What this task involves – Using the data below, copy out all lines with the word "price".

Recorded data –
--------------------------------

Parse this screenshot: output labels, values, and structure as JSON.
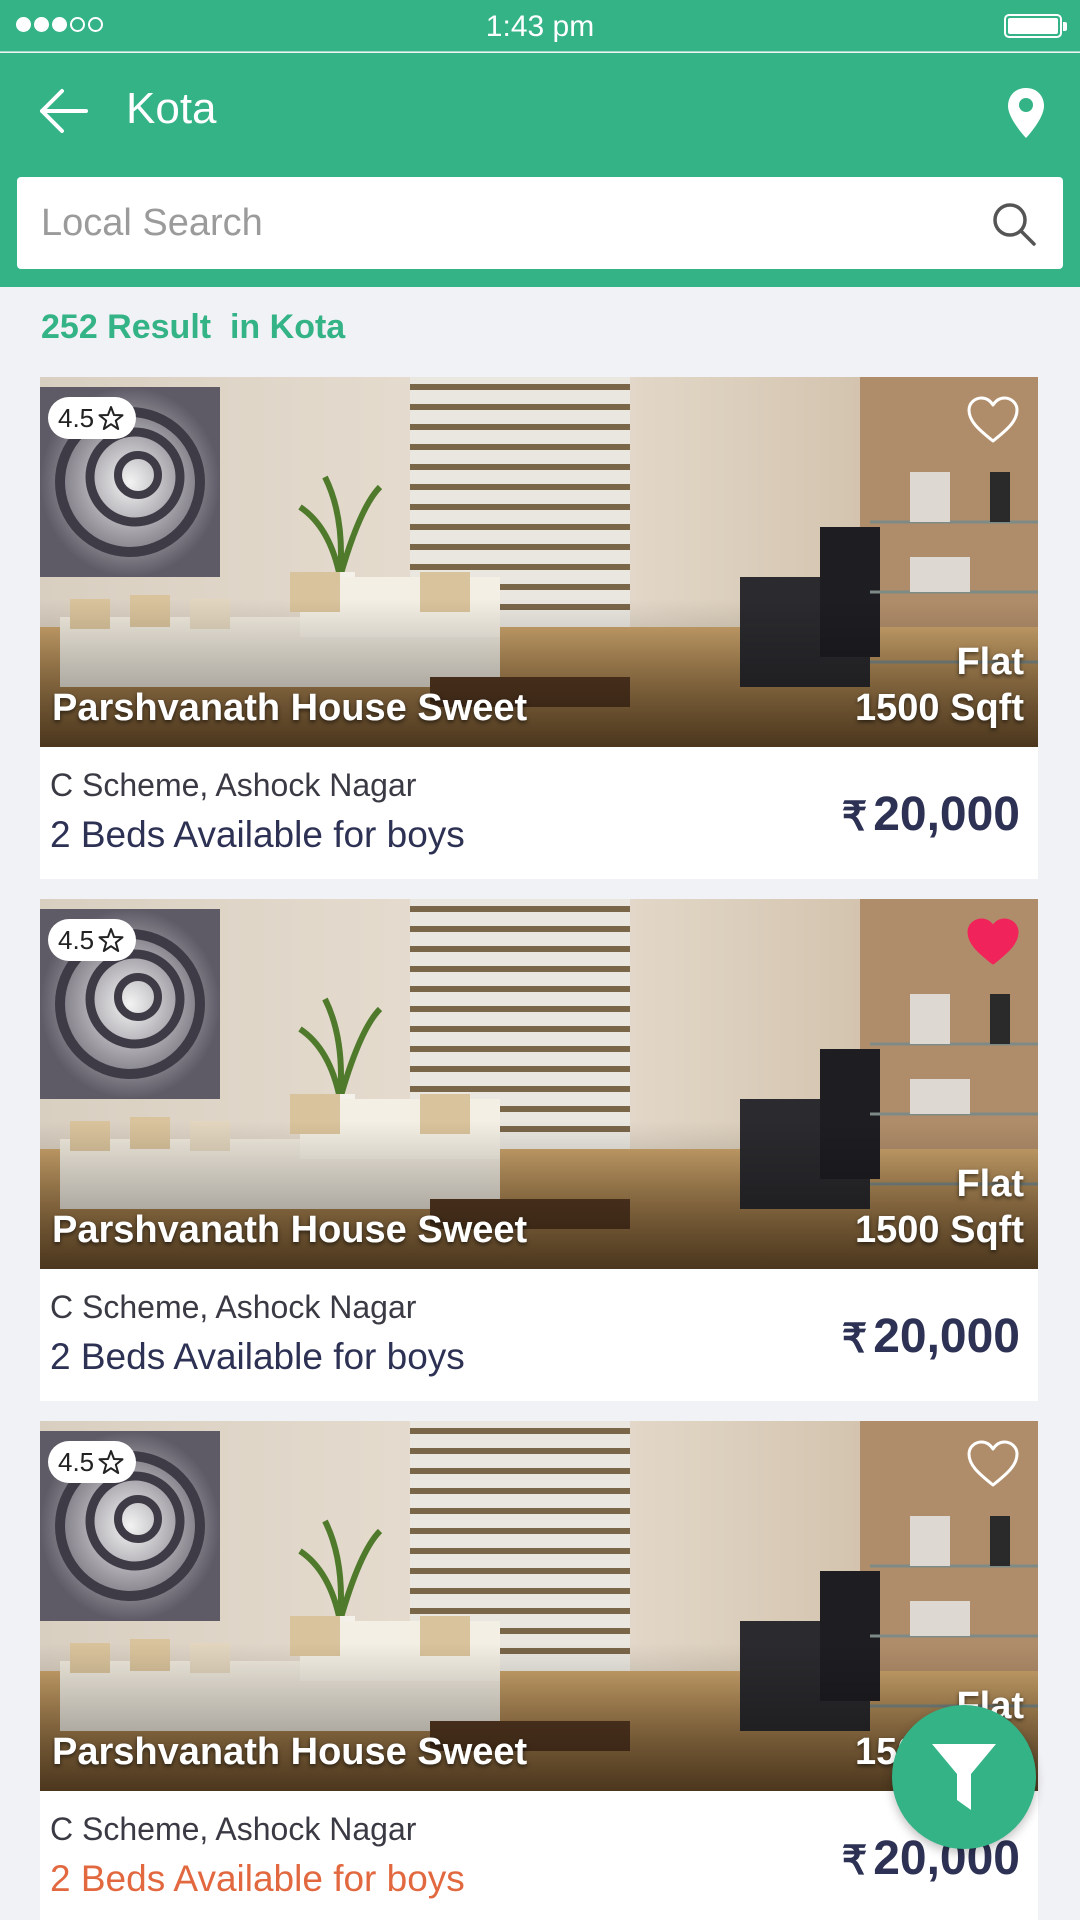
{
  "status_bar": {
    "time": "1:43 pm"
  },
  "header": {
    "title": "Kota"
  },
  "search": {
    "placeholder": "Local Search"
  },
  "results": {
    "summary": "252 Result  in Kota"
  },
  "listings": [
    {
      "rating": "4.5",
      "name": "Parshvanath House Sweet",
      "type": "Flat",
      "area": "1500 Sqft",
      "address": "C Scheme, Ashock Nagar",
      "beds": "2 Beds Available for boys",
      "currency": "₹",
      "price": "20,000",
      "favorited": false
    },
    {
      "rating": "4.5",
      "name": "Parshvanath House Sweet",
      "type": "Flat",
      "area": "1500 Sqft",
      "address": "C Scheme, Ashock Nagar",
      "beds": "2 Beds Available for boys",
      "currency": "₹",
      "price": "20,000",
      "favorited": true
    },
    {
      "rating": "4.5",
      "name": "Parshvanath House Sweet",
      "type": "Flat",
      "area": "1500 Sqft",
      "address": "C Scheme, Ashock Nagar",
      "beds": "2 Beds Available for boys",
      "currency": "₹",
      "price": "20,000",
      "favorited": false
    }
  ],
  "icons": {
    "back": "back-arrow-icon",
    "location": "location-pin-icon",
    "search": "search-icon",
    "rating": "star-outline-icon",
    "favorite": "heart-icon",
    "filter": "filter-funnel-icon"
  },
  "colors": {
    "primary": "#33b386",
    "favorite_active": "#f0245a",
    "text_dark": "#2d3154",
    "beds_alt": "#e1683f"
  }
}
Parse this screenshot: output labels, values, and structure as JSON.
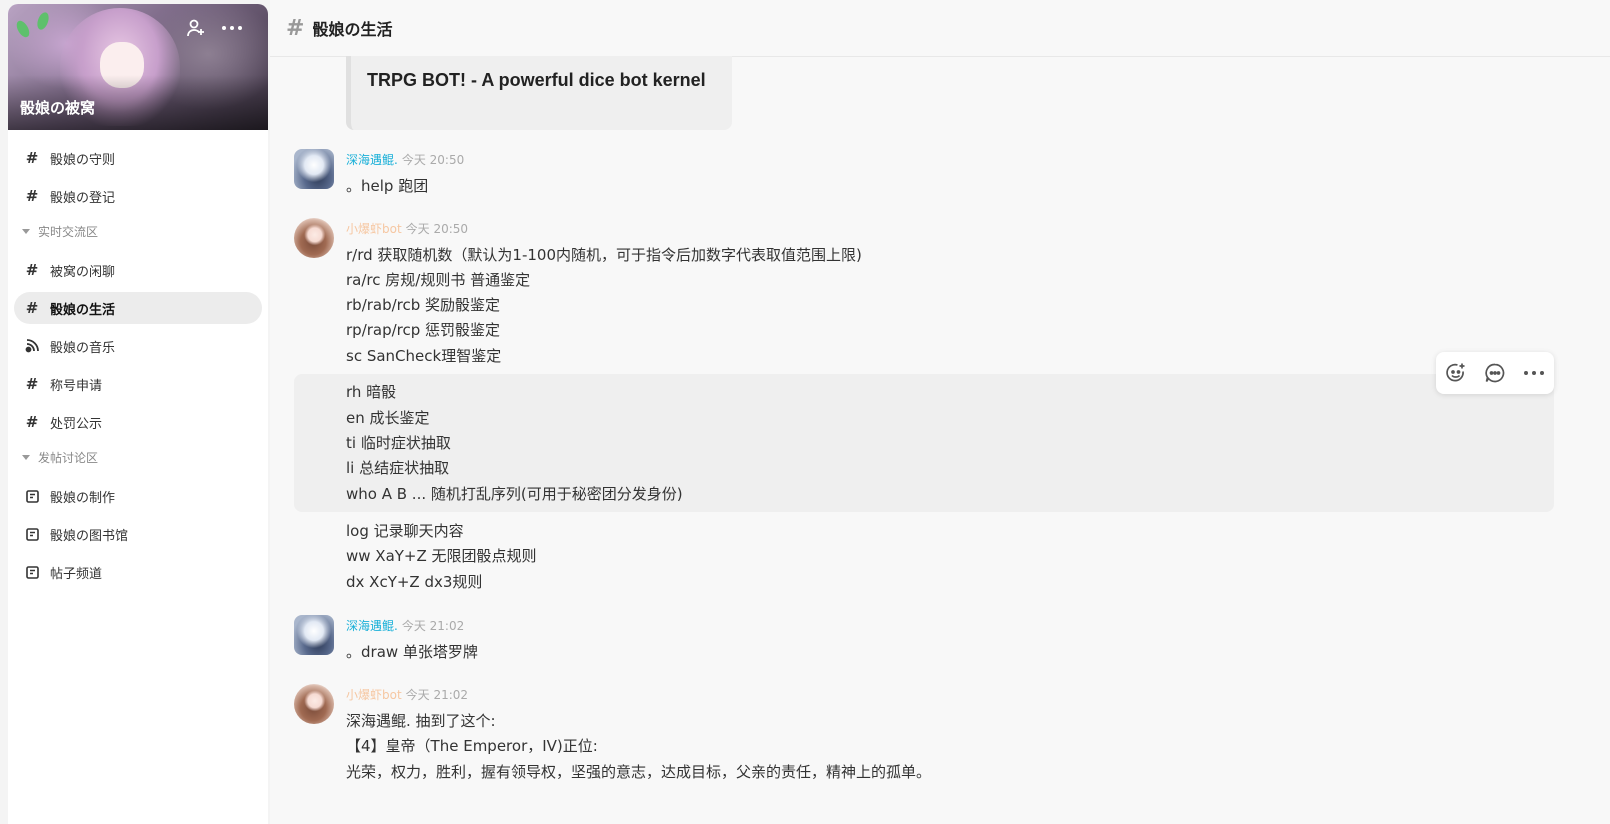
{
  "server": {
    "name": "骰娘の被窝"
  },
  "sidebar": {
    "channels_top": [
      {
        "label": "骰娘の守则",
        "icon": "hash-icon"
      },
      {
        "label": "骰娘の登记",
        "icon": "hash-icon"
      }
    ],
    "category_realtime": "实时交流区",
    "channels_realtime": [
      {
        "label": "被窝の闲聊",
        "icon": "hash-icon"
      },
      {
        "label": "骰娘の生活",
        "icon": "hash-icon",
        "active": true
      },
      {
        "label": "骰娘の音乐",
        "icon": "music-icon"
      },
      {
        "label": "称号申请",
        "icon": "hash-icon"
      },
      {
        "label": "处罚公示",
        "icon": "hash-icon"
      }
    ],
    "category_forum": "发帖讨论区",
    "channels_forum": [
      {
        "label": "骰娘の制作",
        "icon": "post-icon"
      },
      {
        "label": "骰娘の图书馆",
        "icon": "post-icon"
      },
      {
        "label": "帖子频道",
        "icon": "post-icon"
      }
    ]
  },
  "header": {
    "channel_name": "骰娘の生活"
  },
  "embed": {
    "title": "TRPG BOT! - A powerful dice bot kernel"
  },
  "messages": [
    {
      "author": "深海遇鲲.",
      "time": "今天 20:50",
      "lines": [
        "。help 跑团"
      ]
    },
    {
      "author": "小爆虾bot",
      "time": "今天 20:50",
      "lines": [
        "r/rd 获取随机数（默认为1-100内随机，可于指令后加数字代表取值范围上限)",
        "ra/rc 房规/规则书 普通鉴定",
        "rb/rab/rcb 奖励骰鉴定",
        "rp/rap/rcp 惩罚骰鉴定",
        "sc SanCheck理智鉴定",
        "rh 暗骰",
        "en 成长鉴定",
        "ti 临时症状抽取",
        "li 总结症状抽取",
        "who A B ... 随机打乱序列(可用于秘密团分发身份)",
        "log 记录聊天内容",
        "ww XaY+Z 无限团骰点规则",
        "dx XcY+Z dx3规则"
      ]
    },
    {
      "author": "深海遇鲲.",
      "time": "今天 21:02",
      "lines": [
        "。draw 单张塔罗牌"
      ]
    },
    {
      "author": "小爆虾bot",
      "time": "今天 21:02",
      "lines": [
        "深海遇鲲. 抽到了这个:",
        "【4】皇帝（The Emperor，IV)正位:",
        "光荣，权力，胜利，握有领导权，坚强的意志，达成目标，父亲的责任，精神上的孤单。"
      ]
    }
  ],
  "colors": {
    "user_name": "#1ab0d8",
    "bot_name": "#f6c7a2",
    "active_channel_bg": "#ececec"
  }
}
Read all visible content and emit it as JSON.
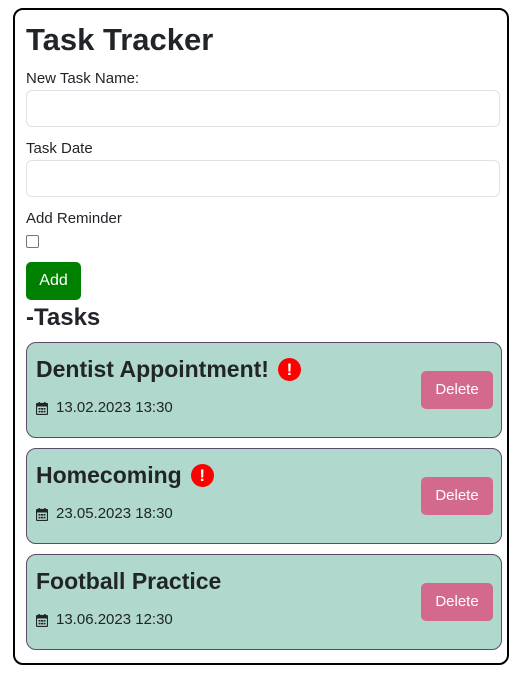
{
  "app": {
    "title": "Task Tracker"
  },
  "form": {
    "task_name_label": "New Task Name:",
    "task_name_value": "",
    "task_date_label": "Task Date",
    "task_date_value": "",
    "reminder_label": "Add Reminder",
    "reminder_checked": false,
    "add_button_label": "Add"
  },
  "tasks_section": {
    "title": "-Tasks"
  },
  "tasks": [
    {
      "name": "Dentist Appointment!",
      "date": "13.02.2023 13:30",
      "reminder": true,
      "delete_label": "Delete"
    },
    {
      "name": "Homecoming",
      "date": "23.05.2023 18:30",
      "reminder": true,
      "delete_label": "Delete"
    },
    {
      "name": "Football Practice",
      "date": "13.06.2023 12:30",
      "reminder": false,
      "delete_label": "Delete"
    }
  ],
  "icons": {
    "reminder": "exclamation-circle-icon",
    "date": "calendar-icon",
    "reminder_glyph": "!"
  },
  "colors": {
    "add_button": "#008000",
    "task_background": "#b0d8cc",
    "task_border": "#5b4a6a",
    "delete_button": "#d3698c",
    "reminder_icon": "#ff0000"
  }
}
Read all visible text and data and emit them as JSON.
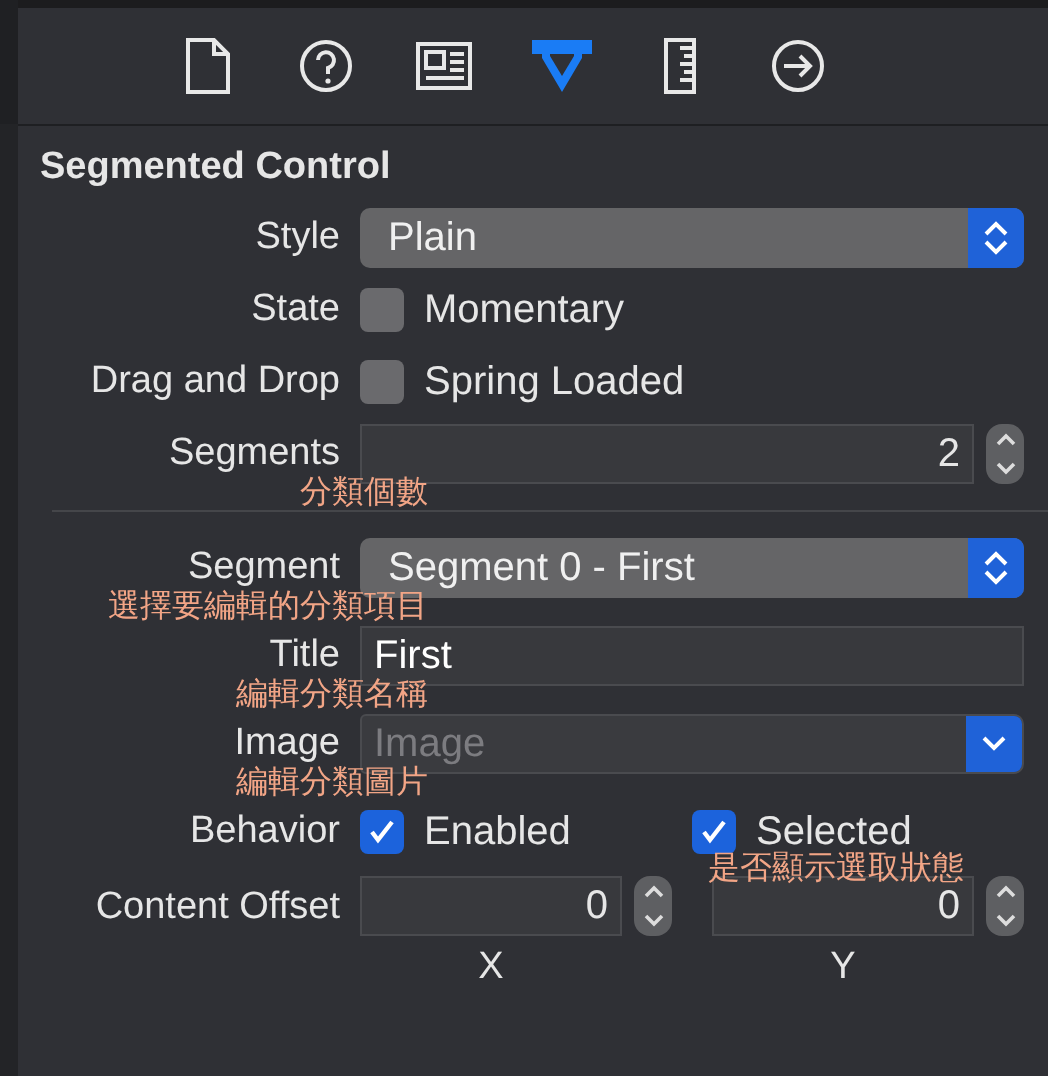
{
  "inspector_tabs": [
    {
      "kind": "file",
      "selected": false
    },
    {
      "kind": "help",
      "selected": false
    },
    {
      "kind": "identity",
      "selected": false
    },
    {
      "kind": "attributes",
      "selected": true
    },
    {
      "kind": "size",
      "selected": false
    },
    {
      "kind": "connections",
      "selected": false
    }
  ],
  "section_title": "Segmented Control",
  "rows": [
    {
      "kind": "popup",
      "label": "Style",
      "value": "Plain"
    },
    {
      "kind": "checkbox",
      "label": "State",
      "option": "Momentary",
      "checked": false
    },
    {
      "kind": "checkbox",
      "label": "Drag and Drop",
      "option": "Spring Loaded",
      "checked": false
    },
    {
      "kind": "stepper",
      "label": "Segments",
      "value": "2",
      "note": "分類個數"
    },
    {
      "kind": "divider"
    },
    {
      "kind": "popup",
      "label": "Segment",
      "value": "Segment 0 - First",
      "note": "選擇要編輯的分類項目"
    },
    {
      "kind": "text",
      "label": "Title",
      "value": "First",
      "note": "編輯分類名稱"
    },
    {
      "kind": "combo",
      "label": "Image",
      "placeholder": "Image",
      "note": "編輯分類圖片"
    },
    {
      "kind": "checkboxes",
      "label": "Behavior",
      "options": [
        {
          "text": "Enabled",
          "checked": true
        },
        {
          "text": "Selected",
          "checked": true,
          "note": "是否顯示選取狀態"
        }
      ]
    },
    {
      "kind": "offset",
      "label": "Content Offset",
      "fields": [
        {
          "value": "0",
          "axis": "X"
        },
        {
          "value": "0",
          "axis": "Y"
        }
      ]
    }
  ]
}
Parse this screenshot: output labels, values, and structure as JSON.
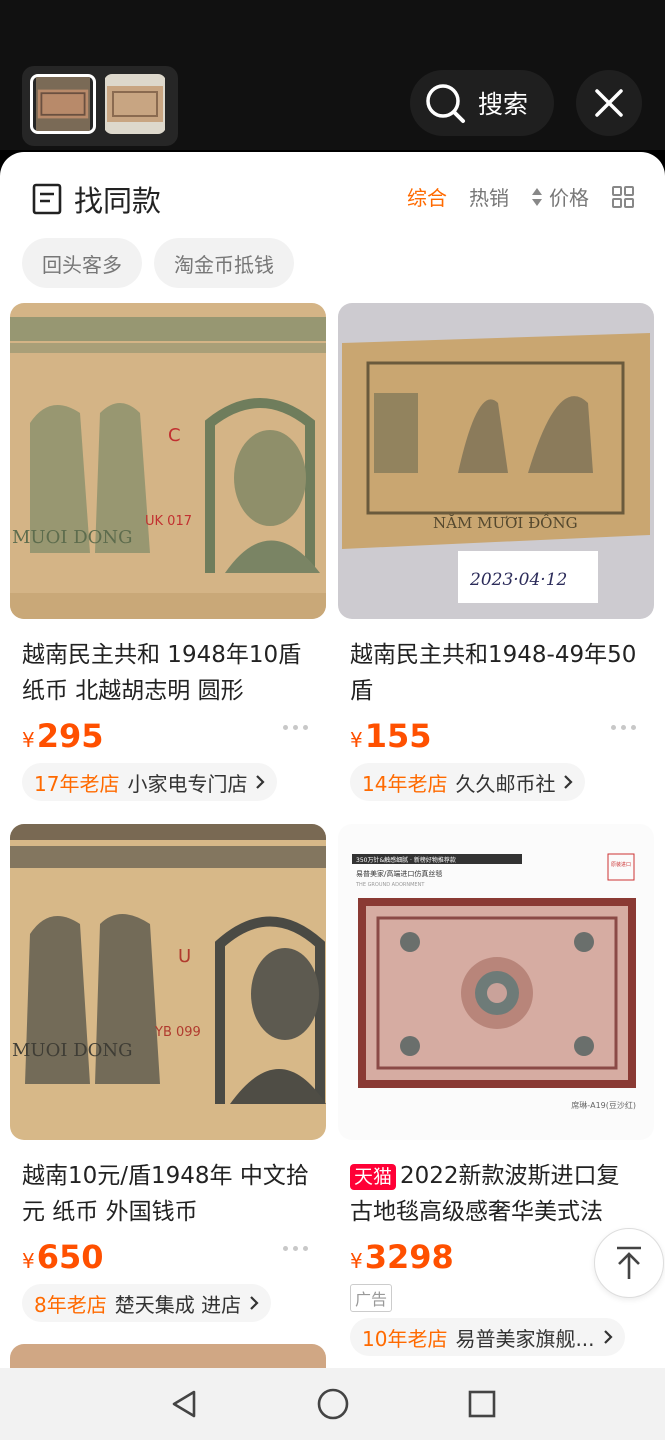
{
  "top": {
    "search_label": "搜索",
    "thumbnails": [
      {
        "icon": "banknote-thumbnail",
        "selected": true
      },
      {
        "icon": "banknote-thumbnail",
        "selected": false
      }
    ]
  },
  "sheet": {
    "title": "找同款",
    "sorts": {
      "comprehensive": "综合",
      "bestselling": "热销",
      "price": "价格"
    },
    "chips": [
      "回头客多",
      "淘金币抵钱"
    ]
  },
  "products": [
    {
      "name": "越南民主共和 1948年10盾 纸币 北越胡志明 圆形",
      "currency": "¥",
      "price": "295",
      "shop_age": "17年老店",
      "shop_name": "小家电专门店"
    },
    {
      "name": "越南民主共和1948-49年50盾",
      "currency": "¥",
      "price": "155",
      "shop_age": "14年老店",
      "shop_name": "久久邮币社",
      "photo_text": {
        "line1": "NĂM MƯƠI ĐỒNG",
        "date": "2023·04·12"
      }
    },
    {
      "name": "越南10元/盾1948年 中文拾元 纸币 外国钱币",
      "currency": "¥",
      "price": "650",
      "shop_age": "8年老店",
      "shop_name": "楚天集成 进店"
    },
    {
      "badge": "天猫",
      "name": "2022新款波斯进口复古地毯高级感奢华美式法",
      "currency": "¥",
      "price": "3298",
      "ad": "广告",
      "shop_age": "10年老店",
      "shop_name": "易普美家旗舰...",
      "photo_text": {
        "banner": "350万针&触感细腻 · 新榜好物推荐款",
        "brand": "易普美家/高端进口仿真丝毯",
        "sub": "THE GROUND ADORNMENT",
        "stamp": "原装进口",
        "caption": "席琳-A19(豆沙红)"
      }
    }
  ],
  "colors": {
    "accent": "#ff6a00",
    "price": "#ff5000",
    "tmall": "#ff0036"
  }
}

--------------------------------

Reply to the exercise –
      "price": "20,000",
      "price": "20,000",
      "price": "20,000",
      "price": "价格"
      "price": "295",
      "price": "155",
      "price": "650",
      "price": "3298",
    "price": "#ff5000",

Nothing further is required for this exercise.